[Stored items]
━━━━━━
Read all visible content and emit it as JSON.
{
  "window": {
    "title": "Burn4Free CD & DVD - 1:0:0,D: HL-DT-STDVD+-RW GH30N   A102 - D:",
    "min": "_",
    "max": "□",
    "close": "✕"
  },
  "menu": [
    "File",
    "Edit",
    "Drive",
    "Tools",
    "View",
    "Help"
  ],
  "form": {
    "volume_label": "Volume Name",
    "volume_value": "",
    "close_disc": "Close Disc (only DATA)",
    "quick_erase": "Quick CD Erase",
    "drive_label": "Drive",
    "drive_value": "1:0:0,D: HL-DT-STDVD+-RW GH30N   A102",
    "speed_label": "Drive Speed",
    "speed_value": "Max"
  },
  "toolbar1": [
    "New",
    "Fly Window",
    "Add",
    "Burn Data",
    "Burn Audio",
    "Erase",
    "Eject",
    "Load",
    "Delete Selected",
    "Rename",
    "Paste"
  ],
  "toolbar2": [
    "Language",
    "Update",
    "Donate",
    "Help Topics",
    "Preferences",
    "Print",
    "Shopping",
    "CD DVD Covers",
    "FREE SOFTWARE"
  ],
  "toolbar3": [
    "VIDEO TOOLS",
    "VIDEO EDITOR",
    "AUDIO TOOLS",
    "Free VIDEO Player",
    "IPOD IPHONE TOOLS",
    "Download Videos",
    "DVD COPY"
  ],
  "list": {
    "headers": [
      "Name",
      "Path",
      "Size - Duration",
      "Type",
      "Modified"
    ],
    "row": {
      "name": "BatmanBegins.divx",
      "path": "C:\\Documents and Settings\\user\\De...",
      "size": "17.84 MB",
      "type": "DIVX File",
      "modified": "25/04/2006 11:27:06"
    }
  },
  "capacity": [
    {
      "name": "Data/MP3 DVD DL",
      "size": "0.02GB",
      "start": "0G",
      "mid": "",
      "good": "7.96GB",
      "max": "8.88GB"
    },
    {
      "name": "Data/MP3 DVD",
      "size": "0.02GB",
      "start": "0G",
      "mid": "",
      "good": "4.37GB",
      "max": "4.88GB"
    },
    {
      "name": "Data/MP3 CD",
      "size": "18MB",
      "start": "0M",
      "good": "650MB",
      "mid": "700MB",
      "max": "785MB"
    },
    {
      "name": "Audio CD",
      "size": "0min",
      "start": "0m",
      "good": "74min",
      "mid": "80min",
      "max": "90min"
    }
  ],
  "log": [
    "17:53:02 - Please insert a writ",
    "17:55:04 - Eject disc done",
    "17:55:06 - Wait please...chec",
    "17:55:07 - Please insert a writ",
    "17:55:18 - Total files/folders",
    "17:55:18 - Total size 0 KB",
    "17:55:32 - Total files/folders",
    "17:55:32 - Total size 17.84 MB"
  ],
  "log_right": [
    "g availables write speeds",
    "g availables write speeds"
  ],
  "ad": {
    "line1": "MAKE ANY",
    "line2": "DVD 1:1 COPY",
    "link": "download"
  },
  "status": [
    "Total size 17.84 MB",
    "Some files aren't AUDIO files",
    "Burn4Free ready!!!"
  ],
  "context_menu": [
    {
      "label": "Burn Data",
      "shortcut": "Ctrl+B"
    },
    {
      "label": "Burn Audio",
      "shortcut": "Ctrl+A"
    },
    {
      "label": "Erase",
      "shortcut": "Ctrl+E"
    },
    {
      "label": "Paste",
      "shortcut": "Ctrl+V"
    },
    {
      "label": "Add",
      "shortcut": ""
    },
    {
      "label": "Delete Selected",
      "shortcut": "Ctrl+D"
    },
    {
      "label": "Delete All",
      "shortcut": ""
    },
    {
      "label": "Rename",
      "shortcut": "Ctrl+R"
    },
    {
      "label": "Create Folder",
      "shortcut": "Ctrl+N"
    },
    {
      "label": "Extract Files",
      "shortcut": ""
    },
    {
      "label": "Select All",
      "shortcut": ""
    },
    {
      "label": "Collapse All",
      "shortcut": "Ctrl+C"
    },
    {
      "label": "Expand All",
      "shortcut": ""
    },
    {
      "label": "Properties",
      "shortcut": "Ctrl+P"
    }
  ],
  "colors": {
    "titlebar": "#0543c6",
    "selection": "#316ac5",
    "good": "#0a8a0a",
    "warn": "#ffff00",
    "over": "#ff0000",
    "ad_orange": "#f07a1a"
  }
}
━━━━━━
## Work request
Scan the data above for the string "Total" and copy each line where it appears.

## Exercise output
    "17:55:18 - Total files/folders",
    "17:55:18 - Total size 0 KB",
    "17:55:32 - Total files/folders",
    "17:55:32 - Total size 17.84 MB"
    "Total size 17.84 MB",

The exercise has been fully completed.